      • *WARNING* Be very careful with the above commands, if you specify the wrong device-name (e.g. if your SD card is at /dev/sdd instead of /dev/sdb) you could easily trash all the existing data on your hard drive(s)! As Alex says, if in doubt don’t even use dd.

        I’ve trained myself to deliberately not use sudo on the dd command. This means that the first time I enter it, it tells me to get lost.

        This forces me to have another look at the command before I type sudo !! (run last command as sudo), which acts like a kind of double-check. I don’t mind that it takes a little longer (when compared with how long it takes to write a card or restore a system from scratch).

  13. Thanks Alex, Worked 100% first time :)

  14. -I use Linux Mint as my basic OS. The “disks” utility that comes with the OS is perhaps a bit safer than dd in that; with the graphical interface is really easy to pick up on what you’re doing and double check what you’re really upto. The only bump I almost had was not recognizing, at first, that the “more actions” button at the top right was what I was looking for, to copy the entire card. The “more actions” button in diagram of the SD contents was only going to image one partition.
    The utility also restores the image. Tested it today. Too easy. :)

  15. […] How to back up your Raspberry Pi SD card » RasPi.TV – Backing up the SD card for your Raspberry Pi. One day you might just need this, so get in the habit of backing up your SD card…. […]

  16. I did this with a 16 GB card I had expanded to full and used in R_Pi. Worked just fine. Decided to ‘back it up’ on Win 7 Home (ugh) – all I have.
    Finally got the full image onto my Win 7 machine. Then I formatted another 16 GB card using ‘SD Formatter’ (recommended on other linux sites…).
    Then tried several ways to paste the image onto this new card. FAIL, fail, fail.
    Problem is simple: the ‘img’ file backed up onto Windows is too large for the card, by some 87 MB.
    So obviously this method simply will not work except in limited scenarios – where the card has not been fully expanded, or you
    back up to a ‘larger’ card.
    The method as stated, however, I think will fail with simple card-to-card.
    Anyone with suggestions, please post.

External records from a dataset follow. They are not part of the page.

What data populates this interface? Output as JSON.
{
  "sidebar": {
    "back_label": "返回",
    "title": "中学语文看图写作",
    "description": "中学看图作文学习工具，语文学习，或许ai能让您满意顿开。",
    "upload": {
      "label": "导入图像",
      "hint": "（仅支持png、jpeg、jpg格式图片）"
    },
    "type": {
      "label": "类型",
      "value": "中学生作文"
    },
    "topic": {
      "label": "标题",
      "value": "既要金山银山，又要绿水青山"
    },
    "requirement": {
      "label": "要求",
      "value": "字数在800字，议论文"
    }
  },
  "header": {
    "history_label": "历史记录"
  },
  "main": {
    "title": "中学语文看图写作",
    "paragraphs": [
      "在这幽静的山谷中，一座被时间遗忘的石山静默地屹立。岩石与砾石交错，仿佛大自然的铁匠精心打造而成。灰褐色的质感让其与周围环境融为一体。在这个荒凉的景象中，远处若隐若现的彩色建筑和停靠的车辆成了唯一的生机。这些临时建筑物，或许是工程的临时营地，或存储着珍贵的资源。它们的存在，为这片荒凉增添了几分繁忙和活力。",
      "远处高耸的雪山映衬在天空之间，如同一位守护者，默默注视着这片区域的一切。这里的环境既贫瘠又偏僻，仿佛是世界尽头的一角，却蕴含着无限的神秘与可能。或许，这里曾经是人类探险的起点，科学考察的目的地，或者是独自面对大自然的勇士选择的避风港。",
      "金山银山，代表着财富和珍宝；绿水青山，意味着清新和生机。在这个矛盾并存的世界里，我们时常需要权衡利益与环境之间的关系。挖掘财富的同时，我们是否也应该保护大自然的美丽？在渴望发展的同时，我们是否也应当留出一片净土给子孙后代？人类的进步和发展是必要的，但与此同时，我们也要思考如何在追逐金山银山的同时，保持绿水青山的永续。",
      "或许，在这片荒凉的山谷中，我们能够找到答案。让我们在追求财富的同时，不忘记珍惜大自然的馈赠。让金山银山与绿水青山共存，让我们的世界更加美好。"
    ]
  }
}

    • That’s an unfortunate side-effect of the fact that different manufacturers decide to create cards labelled as e.g. “16GB” at very different sizes :-/ (or sometimes even different models / speed ratings of card from the same manufacturer have different sizes!)
      I guess the only way to 100% guarantee getting a card ‘big enough’ for your 16GB backup .img would be to buy a 32GB SD card ;-)

      If you’re able to boot a live-linux CD, you may be able to use some partitioning tools to “shrink” the size of your original .img file, but this is obviously something only for advanced users.

      The ‘tar’ based backup approach identified in an earlier comment is more resilient to different-sized SD cards, but can’t be used on a Windows computer (unless you’re able to boot from a Linux LiveCD / LiveUSB).

      • There a brilliant script by sirlagz called autosizer.sh I use it for shrinking raspbian images for storage and reflasing. But it needs Linux. Probably works on a pi

        • Well now! How does one explain this:- backup an expanded 8Gb SD from the Pi using Win32DiskImager on a Win XP machine, reformat said SD using ‘official’ formating app, attempt to replace said backup on same card – ‘bombs’!! saying not enough space………. go figure :o(

          • Hmmm, AFAIK that shouldn’t happen. I assume you’re still using Win32DiskImager to write the backup back to the SD card?
            Maybe try using H2testw to check your SD card isn’t fake?

Leave a Reply to CyrIng Cancel reply